Crepidotus versutus

From Wikipedia, the free encyclopedia
Jump to: navigation, search
Crepidotus versutus
Crepidotus versutus.JPG
Crepidotus versutus growing on rotten wood in northern Saskatchewan, Canada. The dense velvety layer of white hairs (actually fungal hyphae) on the outer surface is characteristic of this species.
Scientific classification
Kingdom: Fungi
Division: Basidiomycota
Class: Agaricomycetes
Order: Agaricales
Family: Crepidotaceae
Genus: Crepidotus
Species: C. versutus
Binomial name
Crepidotus versutus
(Peck) Sacc.
  • Agaricus versutus Peck
  • Crepidotus bresadolae Pilát
  • Crepidotus pubescens Bres.
Crepidotus versutus
View the Mycomorphbox template that generates the following list
Mycological characteristics
gills on hymenium
cap is convex
hymenium attachment is not applicable
lacks a stipe
spore print is reddish-brown
ecology is saprotrophic
edibility: can cause allergic reactions

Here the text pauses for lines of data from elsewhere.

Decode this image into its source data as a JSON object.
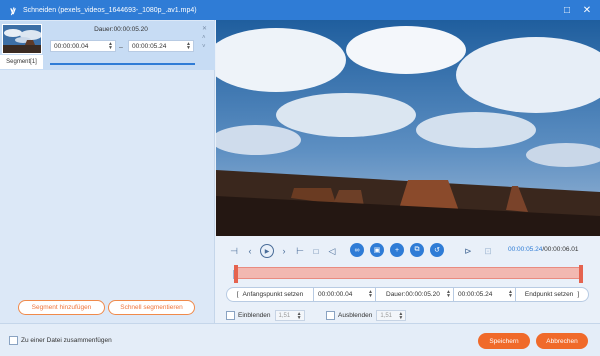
{
  "window": {
    "title": "Schneiden (pexels_videos_1644693-_1080p_.av1.mp4)",
    "minimize_icon": "□",
    "close_icon": "✕"
  },
  "segment": {
    "label": "Segment[1]",
    "duration": "Dauer:00:00:05.20",
    "start": "00:00:00.04",
    "end": "00:00:05.24",
    "dash": "–"
  },
  "left_buttons": {
    "add_segment": "Segment hinzufügen",
    "quick_split": "Schnell segmentieren"
  },
  "playback": {
    "current_time": "00:00:05.24",
    "total_time": "/00:00:06.01"
  },
  "trim": {
    "set_start": "Anfangspunkt setzen",
    "start_value": "00:00:00.04",
    "duration": "Dauer:00:00:05.20",
    "end_value": "00:00:05.24",
    "set_end": "Endpunkt setzen"
  },
  "fade": {
    "fade_in_label": "Einblenden",
    "fade_in_value": "1,51",
    "fade_out_label": "Ausblenden",
    "fade_out_value": "1,51"
  },
  "footer": {
    "merge_label": "Zu einer Datei zusammenfügen",
    "save": "Speichern",
    "cancel": "Abbrechen"
  },
  "colors": {
    "accent": "#2f7cd6",
    "orange": "#f06a2a",
    "timeline_fill": "#f2b8b1"
  }
}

Crepidotus versutus, commonly known as the evasive agaric,[1] is a species of fungi in the family Crepidotaceae. It is saprobic on wood, like other Crepidotus species, but it can also decompose herbaceous forest litter. The species is characterized by large, punctate, ellipsoid spores, and the white, hairy pileus.

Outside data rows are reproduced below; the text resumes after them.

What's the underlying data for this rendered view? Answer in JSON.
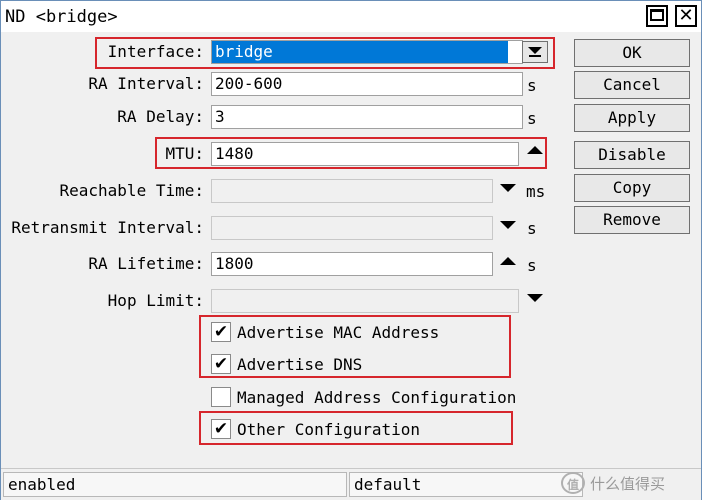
{
  "window": {
    "title": "ND <bridge>",
    "close_glyph": "✕"
  },
  "fields": {
    "interface": {
      "label": "Interface:",
      "value": "bridge"
    },
    "ra_interval": {
      "label": "RA Interval:",
      "value": "200-600",
      "unit": "s"
    },
    "ra_delay": {
      "label": "RA Delay:",
      "value": "3",
      "unit": "s"
    },
    "mtu": {
      "label": "MTU:",
      "value": "1480"
    },
    "reachable_time": {
      "label": "Reachable Time:",
      "value": "",
      "unit": "ms"
    },
    "retransmit_interval": {
      "label": "Retransmit Interval:",
      "value": "",
      "unit": "s"
    },
    "ra_lifetime": {
      "label": "RA Lifetime:",
      "value": "1800",
      "unit": "s"
    },
    "hop_limit": {
      "label": "Hop Limit:",
      "value": ""
    }
  },
  "checkboxes": [
    {
      "label": "Advertise MAC Address",
      "checked": true,
      "mark": "✔"
    },
    {
      "label": "Advertise DNS",
      "checked": true,
      "mark": "✔"
    },
    {
      "label": "Managed Address Configuration",
      "checked": false,
      "mark": ""
    },
    {
      "label": "Other Configuration",
      "checked": true,
      "mark": "✔"
    }
  ],
  "buttons": {
    "ok": "OK",
    "cancel": "Cancel",
    "apply": "Apply",
    "disable": "Disable",
    "copy": "Copy",
    "remove": "Remove"
  },
  "status": {
    "left": "enabled",
    "right": "default"
  },
  "watermark": {
    "logo": "值",
    "text": "什么值得买"
  },
  "colors": {
    "selection": "#0078d7",
    "highlight": "#d6262c"
  }
}
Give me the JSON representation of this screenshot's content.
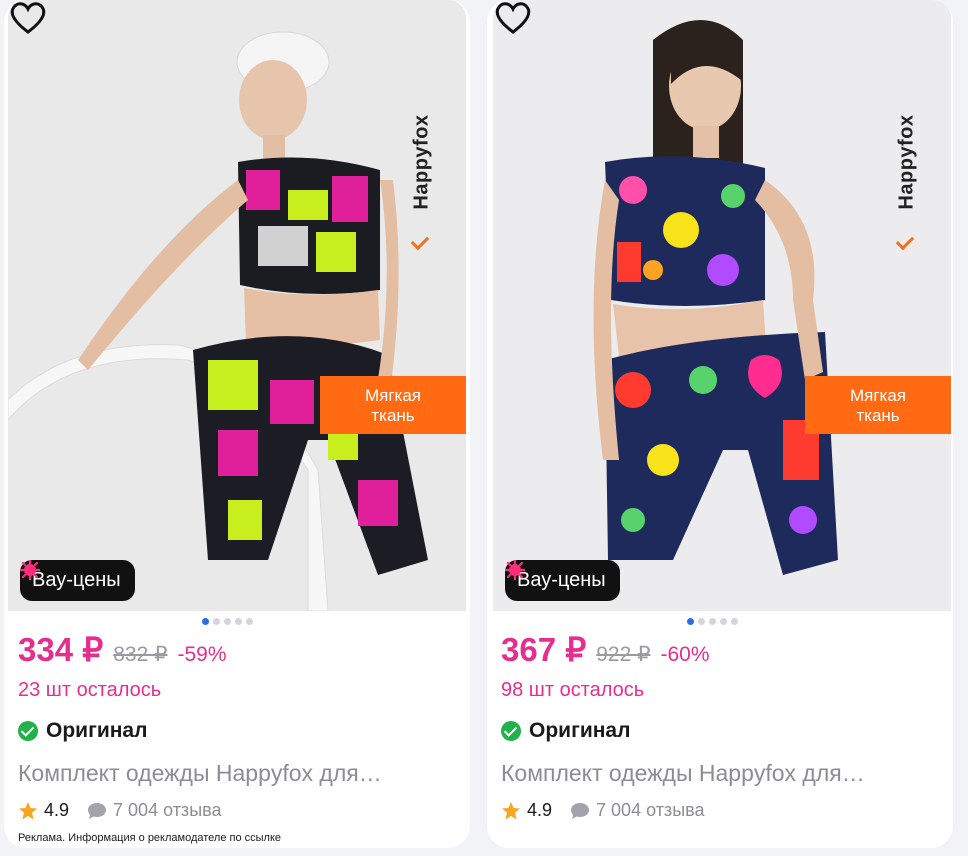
{
  "products": [
    {
      "brand": "Happyfox",
      "promo_label": "Мягкая ткань",
      "promo_line1": "Мягкая",
      "promo_line2": "ткань",
      "wow_label": "Вау-цены",
      "price": "334 ₽",
      "old_price": "832 ₽",
      "discount": "-59%",
      "stock": "23 шт осталось",
      "original_label": "Оригинал",
      "title": "Комплект одежды Happyfox для…",
      "rating": "4.9",
      "reviews": "7 004 отзыва",
      "carousel": {
        "total": 5,
        "active": 0
      }
    },
    {
      "brand": "Happyfox",
      "promo_label": "Мягкая ткань",
      "promo_line1": "Мягкая",
      "promo_line2": "ткань",
      "wow_label": "Вау-цены",
      "price": "367 ₽",
      "old_price": "922 ₽",
      "discount": "-60%",
      "stock": "98 шт осталось",
      "original_label": "Оригинал",
      "title": "Комплект одежды Happyfox для…",
      "rating": "4.9",
      "reviews": "7 004 отзыва",
      "carousel": {
        "total": 5,
        "active": 0
      }
    }
  ],
  "ad_disclaimer": "Реклама. Информация о рекламодателе по ссылке",
  "icons": {
    "favorite": "heart-outline-icon",
    "wow": "burst-icon",
    "original": "check-circle-icon",
    "rating": "star-icon",
    "reviews": "chat-bubble-icon"
  },
  "colors": {
    "accent": "#e62e8f",
    "promo": "#ff6a12",
    "verified": "#22b24c",
    "star": "#f5a623",
    "carousel_active": "#2e6be6"
  }
}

The specific epithet versutus is derived from the Latin word versut (clever), which may be a reference to the ability of the fungus to correctly orient itself for growth depending on the position of its growing surface.[2] The basionym of this species is Agaricus versutus Peck 1878.[3] Older, obsolete synonyms include Crepidotus bresadolae and Crepidotus pubescens.


The pileus is typically 5–14 mm in diameter, initially resupinate, then later turned up. It is attached dorsally or laterally to the substrate. Fan- or kidney-shaped, it is dry, white, and covered with a layer of soft hairs which may or may not be matted. The outer edge is rolled slightly inwards. The context is thin, soft, and white. Both the odor and taste of this mushroom are mild.

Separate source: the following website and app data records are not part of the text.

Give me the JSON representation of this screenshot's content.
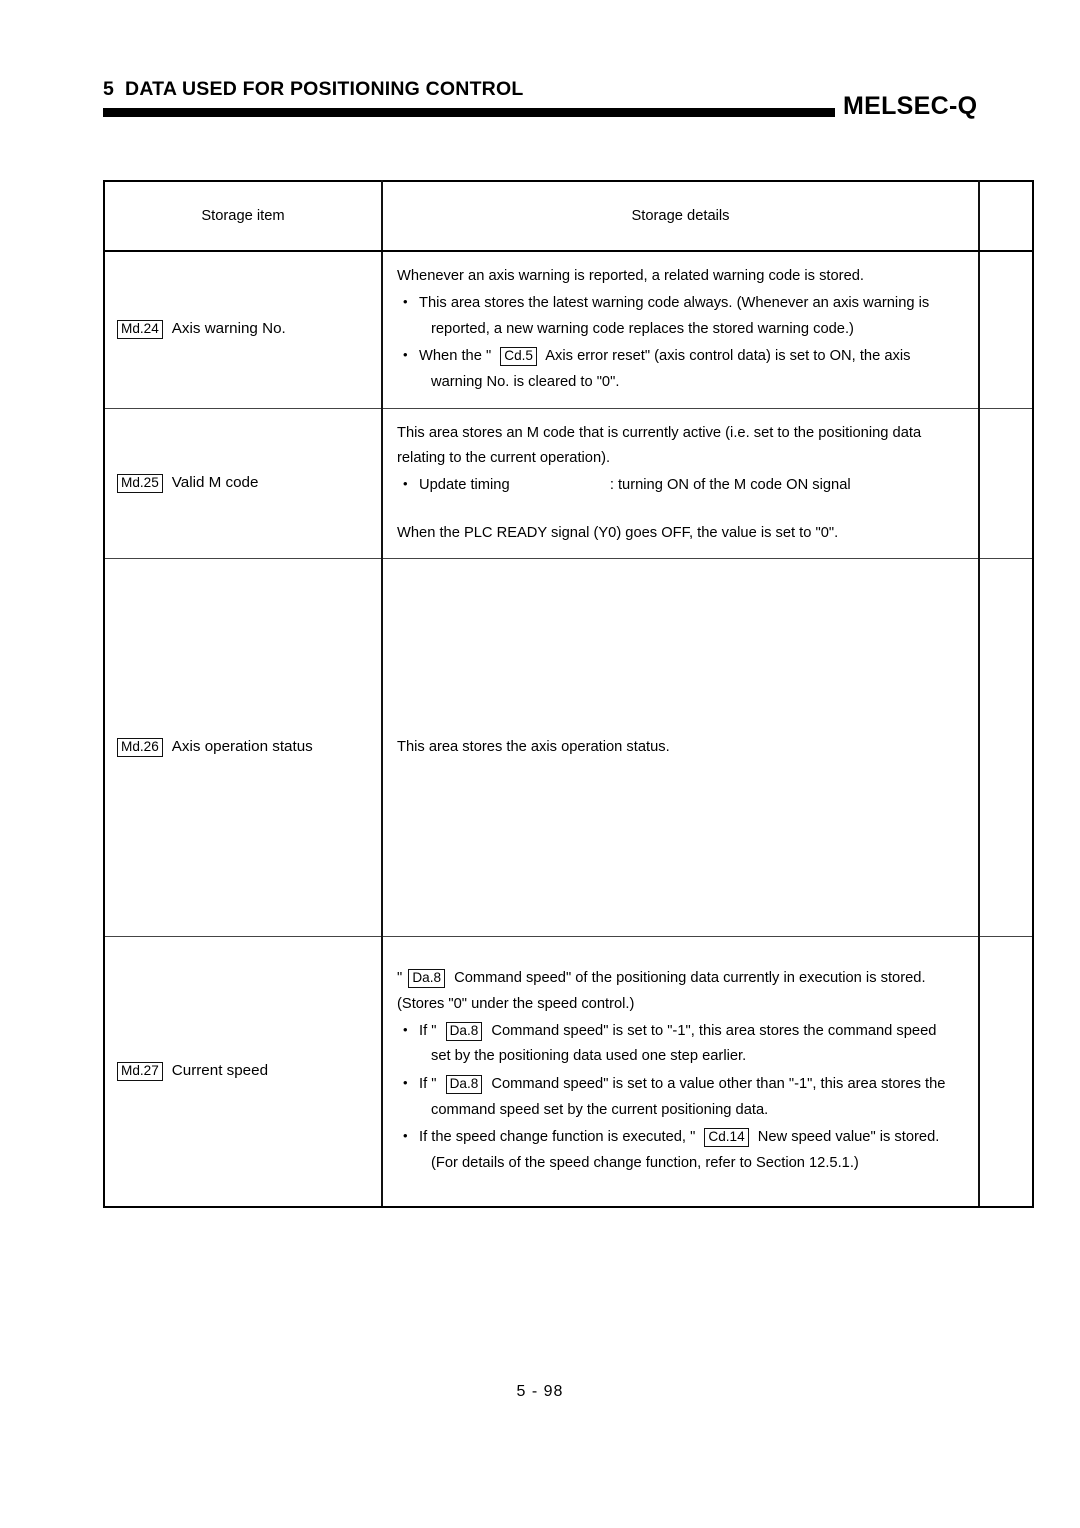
{
  "header": {
    "chapter_number": "5",
    "chapter_title": "DATA USED FOR POSITIONING CONTROL",
    "brand": "MELSEC-Q"
  },
  "table": {
    "columns": [
      {
        "key": "storage_item",
        "label": "Storage item"
      },
      {
        "key": "storage_details",
        "label": "Storage details"
      },
      {
        "key": "extra",
        "label": ""
      }
    ],
    "rows": [
      {
        "code": "Md.24",
        "item": "Axis warning No.",
        "intro": "Whenever an axis warning is reported, a related warning code is stored.",
        "bullets": [
          {
            "line1": "This area stores the latest warning code always.  (Whenever an axis warning is",
            "line2": "reported, a new warning code replaces the stored warning code.)"
          },
          {
            "pre": "When the \"",
            "badge": "Cd.5",
            "post": "Axis error reset\" (axis control data) is set to ON, the axis",
            "line2": "warning No. is cleared to \"0\"."
          }
        ]
      },
      {
        "code": "Md.25",
        "item": "Valid M code",
        "intro_line1": "This area stores an M code that is currently active (i.e. set to the positioning data",
        "intro_line2": "relating to the current operation).",
        "bullet_label": "Update timing",
        "bullet_value": ": turning ON of the M code ON signal",
        "outro": "When the PLC READY signal (Y0) goes OFF, the value is set to \"0\"."
      },
      {
        "code": "Md.26",
        "item": "Axis operation status",
        "detail": "This area stores the axis operation status."
      },
      {
        "code": "Md.27",
        "item": "Current speed",
        "intro_pre": "\"",
        "intro_badge": "Da.8",
        "intro_post": "Command speed\" of the positioning data currently in execution is stored.",
        "intro_line2": "(Stores \"0\" under the speed control.)",
        "bullets": [
          {
            "pre": "If \"",
            "badge": "Da.8",
            "post": "Command speed\" is set to \"-1\", this area stores the command speed",
            "line2": "set by the positioning data used one step earlier."
          },
          {
            "pre": "If \"",
            "badge": "Da.8",
            "post": "Command speed\" is set to a value other than \"-1\", this area stores the",
            "line2": "command speed set by the current positioning data."
          },
          {
            "pre": "If the speed change function is executed, \"",
            "badge": "Cd.14",
            "post": "New speed value\" is stored.",
            "line2": "(For details of the speed change function, refer to Section 12.5.1.)"
          }
        ]
      }
    ]
  },
  "footer": {
    "page_label": "5 - 98"
  }
}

The gills radiate from an eccentric or lateral point of attachment, medium broad, and tend to swell in the middle. The gill spacing is sub-distant, with many short gills (lamellulae) that do not reach the attachment point. The gills are initially white, then later tinged a rusty-brown color. The spore print is cinnamon-brown in color.[4]

This species has no stipe, although it may have a small tubercle attaching it to its growing surface.

Microscopic features[edit]

The basidiospores are 7–11 x 4.5–6 µm in size, ellipsoid in shape, marked with very small spots, and yellowish to yellowish-brown under microscopic view. Basidia are 27–32 x 6–7 µm and 4-spored. Pleurocystidia are absent. The cheilocystidia are 22–63 x 3–12 µm, cylindric, and either swelling in the middle, or bottle-shaped. The gill trama are interwoven or at times subparallel, the hyphae 4–7 µm in diameter. The generative tissue below the hymenium (subhymenium) is arranged in a parallel fashion. The cuticle (the outer layer of the fruiting body) is made of dense interwoven hyphae, connected to a tuft of colorless, long, slender (2.5–5 µm diameter) hyphae. There are no clamp connections in the epicuticular hyphae, but there are on the hyphae of the tomentum at the base of the pileus.

(Description adapted from Hesler & Smith, 1965[5])

Habitat and distribution[edit]

This species may usually be found on the bark of deciduous wood in damp, shaded places. In the Pacific Northwest, it is known to grow on Abies, Acer and Populus trees.[6]

Similar species[edit]

Crepidotus applanatus, the so-called "flat crep", is larger, with a shell-shaped cap, more closely spaced gills, and has conspicuous white mycelial threads at the point of attachment.[4] C. herbarum has smaller spores and a pale-yellowish spore print.


  1. ^ Annual Report of the Trustees of the ... - Google Book Search. Retrieved 2008-12-27. 
  2. ^ Roody, William C. (2003). Mushrooms of West Virginia and the Central Appalachians. Lexington, Ky: University Press of Kentucky. p. 19. ISBN 0-8131-9039-8.  Google Books
  3. ^ Peck CH. (1878). Annual Report of the New York state Museum. 30: 70.
  4. ^ a b Sundberg, Walter; Bessette, Alan (1987). Mushrooms: A Quick Reference Guide to Mushrooms of North America (Macmillan Field Guides). New York: Collier Books. p. 54. ISBN 0-02-063690-3. 
  5. ^ Hesler LR, Smith AH. (1965). North American Species of Crepidotus. Hafner Publishing Company: New York, NY. 168 p. + 18 pl.
  6. ^ "Pacific Northwest Fungi Database". Retrieved 2008-12-27. 

External links[edit]